Maybe it just comes with age, but I love a routine. My morning coffee, Monday night soccer matches, Friday evenings at the brewery with friends or playing my quick daily games. I started playing a once-a-day casual card game called Miracle Merchant back in 2018 and have rarely missed a day since. I’m one of those people who still plays the daily Wordle (just waiting for the word to be “Paste.”). And now have a new favorite daily game, called Connections.
Building on the strength of the crossword puzzle of record that’s appeared in the newspaper since 1942, the New York Times app has become a destination for these kinds of daily games—especially since the paper bought Wordle from creator Josh Wardle last year. I’ll occasionally tackle the crossword or try to get a “Genius” rating (or at least one of the panagrams) on Spelling Bee. But, in addition to the eight established daily games on the app, the Gray Lady also tests out new games via the NYT website. Those beta games don’t always make the cut—my wife, who prefers number games to words, is still sore that they recently got rid of the math-focused Digits.
Connections is their latest daily puzzle, and I’m hooked. The game starts with a set of 16 words or phrases, and the goal is to find commonalities between four sets of four. They can be figures from Greek mythology (Nike, Paris, Hercules and Apollo) or synonyms for “scam” (con, fast one, hustle and racket). The challenge is that for many of the sets, there are five or more that could fit the description, and you might have to narrow the field by getting other sets first. To win, you have to get them all without making four mistakes, which is pretty easy to do. But there’s more satisfaction in getting them all on the first try.

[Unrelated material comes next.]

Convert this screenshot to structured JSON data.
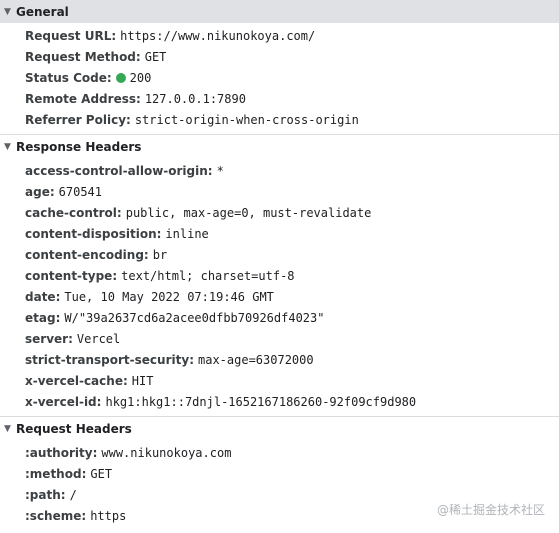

Like Wordle, Connections is generally a much shorter time commitment than, say, exhausting nearly all the possibilities of the Spelling Bee letters or finishing a Friday crossword. Only one puzzle in the last couple of weeks got the better of me—I was fooled by the presence of X and Mastodon into thinking that one of the categories was “social-media companies” instead of, respectively, “kisses” and “extinct animals.” But that kind of trickery is what makes it fun.
The game’s editor Wyna Liu recently wrote in a column for the paper, “I thought back on the Games magazine anthologies that my mom got for me when I was a child.” I loved those same puzzles growing up, and the playfulness and creative thinking come through here. You’re challenged to consider all the many definitions of a word like “wave” and how it might relate to others in the mix. Here’s hoping that this beta game survives its trial run.
Josh Jackson is the co-founder and editor-in-chief of Paste Magazine. You can find him on Twitter @JoshJackson.